Until that long-term vision is achieved, though, it is desirable to run for as long as possible on one server, then scale to two nicely and so forth. But the top priority is to get as many people onto one server as we possibly can. Another high priority is to make sure that the NPC AI system achieves the following goals:
- Allows for multiple versions of AI to be implemented, or to evolve over time.
- Has maximum independence from the core game server code. To the game server, a Player Character with a human being at a computer and a Non-Player Character which is automated should be as similar as possible.
- Takes into account the key objectives for the Game Servers, which are to maximize number of players allowed to play on a single box and to not assume unlimited server power, or even local access to multiple servers. If servers are donated to the team to help the cluster, it is not reasonable to assume they will all be at the same data center, or even in the same country.
For these reasons, the PS team has developed a ‘superclient’ architecture for NPC management. A ‘superclient’ is a process which connects to the Game Server using the same basic protocols and account structures as a player client. However, the superclient is managing multiple entities in the game instead of just the single player entity managed by a normal 3d client. The superclient has a special message protocol oriented around controlling multiple things at once which packs messages more tightly and makes networking more efficient. On the Game Server, though, there is almost no difference between a PC and an NPC outside the NPCManager which handles and unwraps these special network messages for the rest of the server.
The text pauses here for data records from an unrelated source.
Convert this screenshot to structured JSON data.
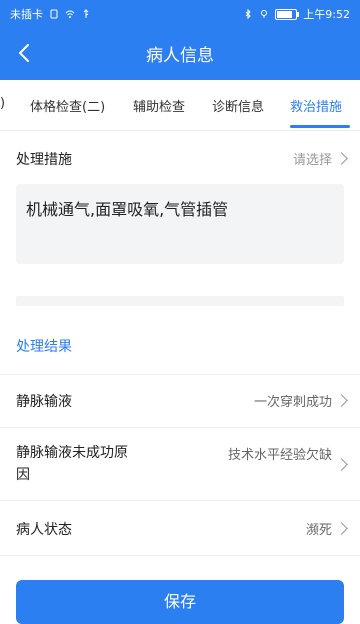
{
  "status_bar": {
    "left_text": "未插卡",
    "time": "上午9:52"
  },
  "header": {
    "title": "病人信息"
  },
  "tabs": [
    {
      "label": ")"
    },
    {
      "label": "体格检查(二)"
    },
    {
      "label": "辅助检查"
    },
    {
      "label": "诊断信息"
    },
    {
      "label": "救治措施"
    }
  ],
  "active_tab_index": 4,
  "measures": {
    "label": "处理措施",
    "placeholder": "请选择",
    "value": "机械通气,面罩吸氧,气管插管"
  },
  "results": {
    "section_title": "处理结果",
    "rows": [
      {
        "label": "静脉输液",
        "value": "一次穿刺成功"
      },
      {
        "label": "静脉输液未成功原因",
        "value": "技术水平经验欠缺"
      },
      {
        "label": "病人状态",
        "value": "濒死"
      }
    ]
  },
  "footer": {
    "button_label": "保存"
  },
  "colors": {
    "primary": "#2b7ff0",
    "text": "#222222",
    "muted": "#999999",
    "divider": "#eeeeee",
    "input_bg": "#f3f4f6"
  },
  "icons": {
    "back": "chevron-left-icon",
    "chevron": "chevron-right-icon",
    "wifi": "wifi-icon",
    "usb": "usb-icon",
    "bluetooth": "bluetooth-icon",
    "location": "location-icon",
    "battery": "battery-icon"
  },
  "battery_level": 0.8
}
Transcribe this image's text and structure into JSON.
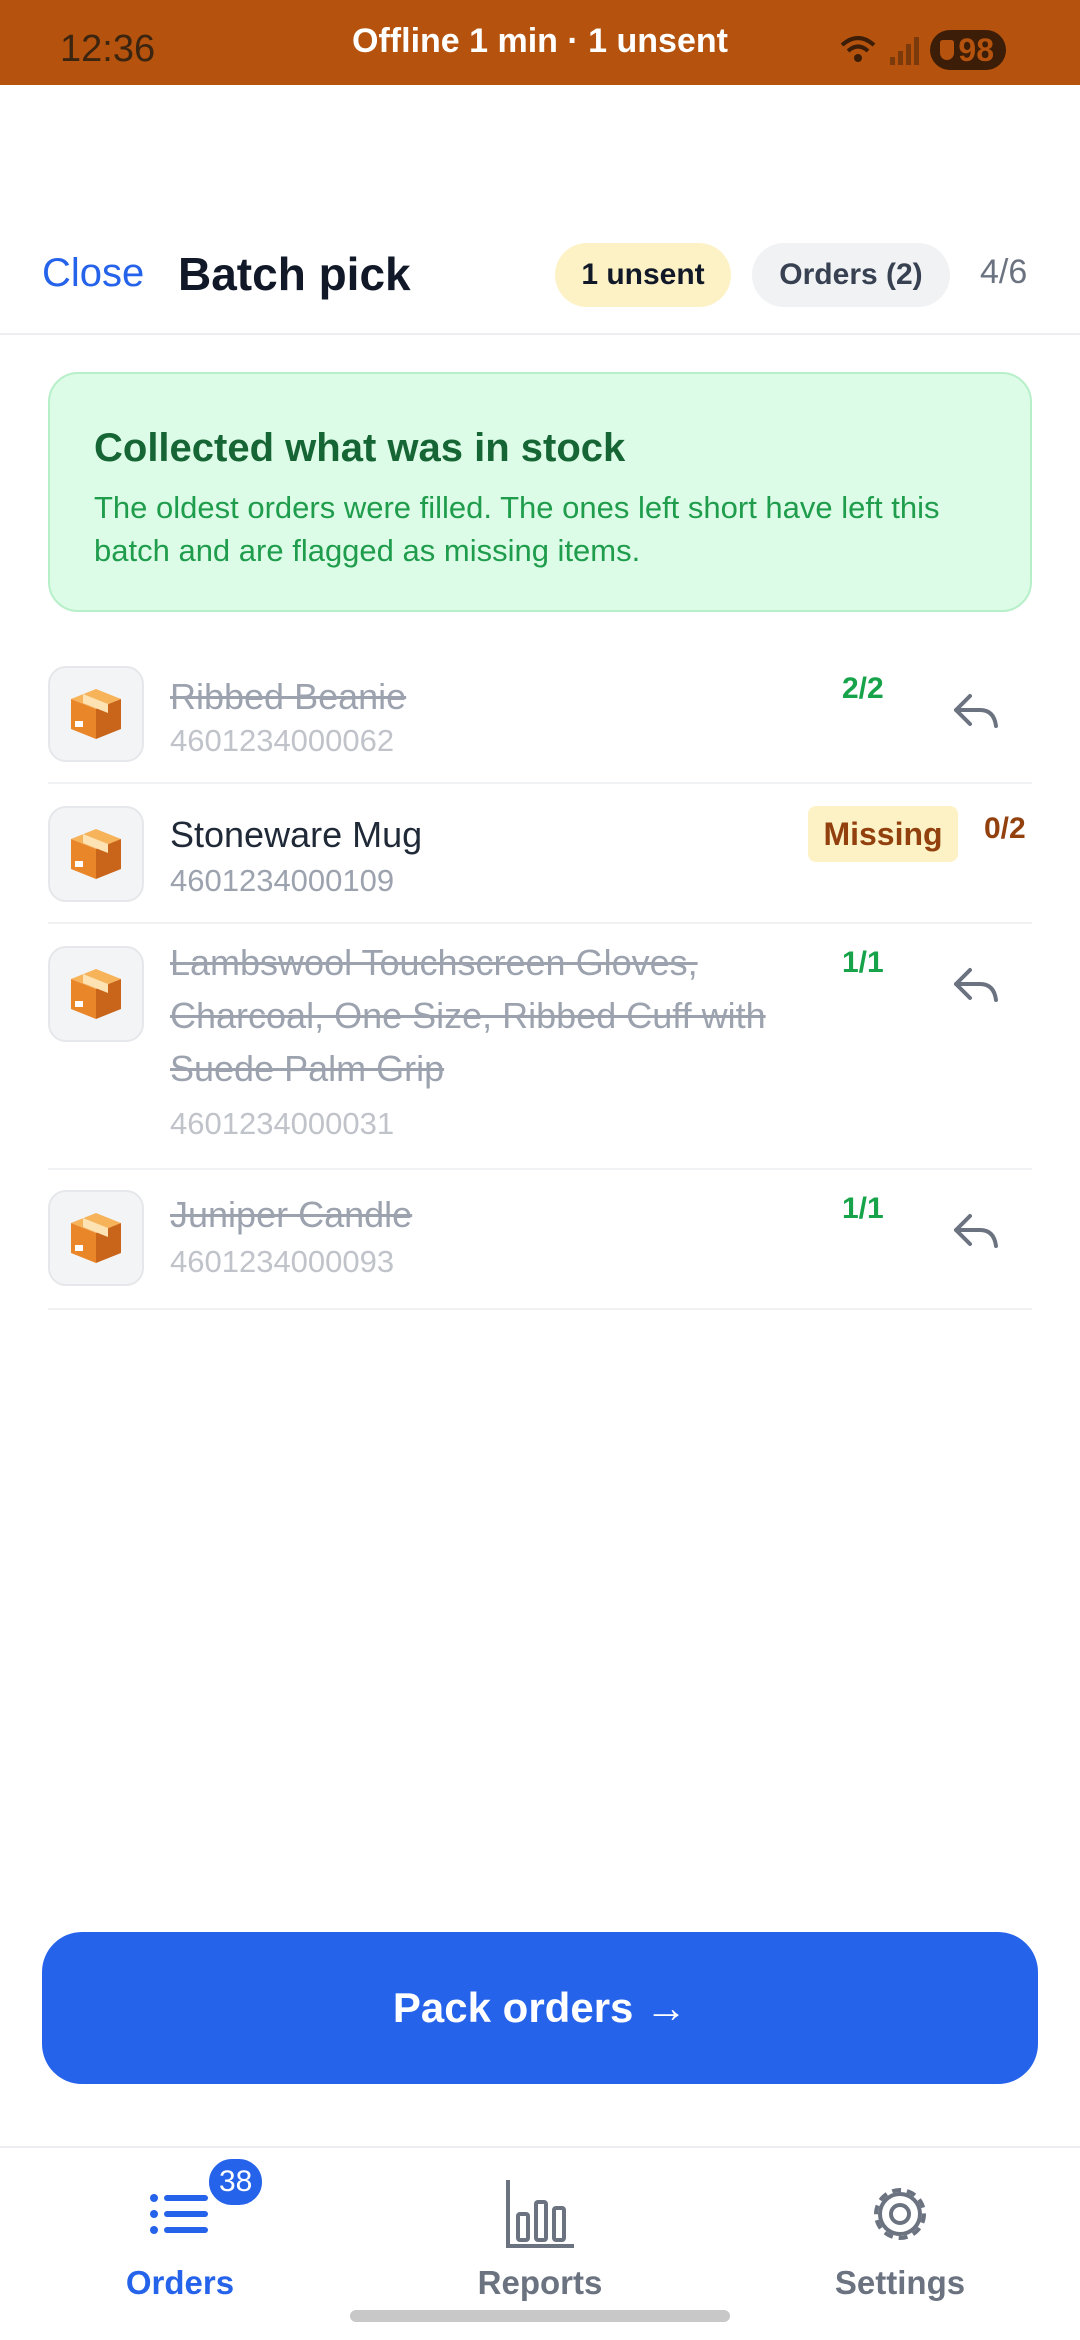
{
  "status_bar": {
    "time": "12:36",
    "center_text": "Offline 1 min · 1 unsent",
    "battery": "98"
  },
  "header": {
    "close_label": "Close",
    "title": "Batch pick",
    "unsent_chip": "1 unsent",
    "orders_chip": "Orders (2)",
    "progress": "4/6"
  },
  "banner": {
    "title": "Collected what was in stock",
    "text": "The oldest orders were filled. The ones left short have left this batch and are flagged as missing items."
  },
  "items": [
    {
      "name": "Ribbed Beanie",
      "sku": "4601234000062",
      "qty": "2/2",
      "status": "picked"
    },
    {
      "name": "Stoneware Mug",
      "sku": "4601234000109",
      "qty": "0/2",
      "status": "missing",
      "badge": "Missing"
    },
    {
      "name": "Lambswool Touchscreen Gloves, Charcoal, One Size, Ribbed Cuff with Suede Palm Grip",
      "sku": "4601234000031",
      "qty": "1/1",
      "status": "picked"
    },
    {
      "name": "Juniper Candle",
      "sku": "4601234000093",
      "qty": "1/1",
      "status": "picked"
    }
  ],
  "pack_button": "Pack orders →",
  "bottom_nav": {
    "orders": {
      "label": "Orders",
      "badge": "38",
      "icon": "list-icon"
    },
    "reports": {
      "label": "Reports",
      "icon": "bar-chart-icon"
    },
    "settings": {
      "label": "Settings",
      "icon": "gear-icon"
    }
  },
  "colors": {
    "status_bar": "#b5530e",
    "accent": "#2563eb",
    "success": "#16a34a",
    "warning": "#92400e"
  }
}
The first superclient written is the one in CVS called ‘npcclient’, which the remainder of this document will focus on. Its focus is on stupid, but numerous monsters that are efficient on CPU to manage so a single instance of npcclient can possibly manage 500-1000 npcs concurrently.
Another document will be produced to explain the exact network protocol used by psserver and npcclient so that new superclients with their own AI and own scripting abilities/languages can be implemented. Such is the design of psserver that we can accommodate not only multiple superclients attached concurrently, but multiple different AI implementations with different levels of sophistication and scalability as long as both comply with the npc network protocol.
The best example of this is that npcclient is designed to have the bare minimum intelligence for attackable monsters, but to be able to support as many as 1000 of them concurrently at any one time. This takes a lot of sophiscation on the scripting side, managing 1000 multitasking eventdriven scripts for 1000 monsters, but each one cannot be very smart because our CPU budget for each monster is 1msec/sec.
An alternative superclient might be for very smart, very rare dragons and require 100% CPU on a separate box just to run the AI for 2 dragons, instead of 1000 orcs.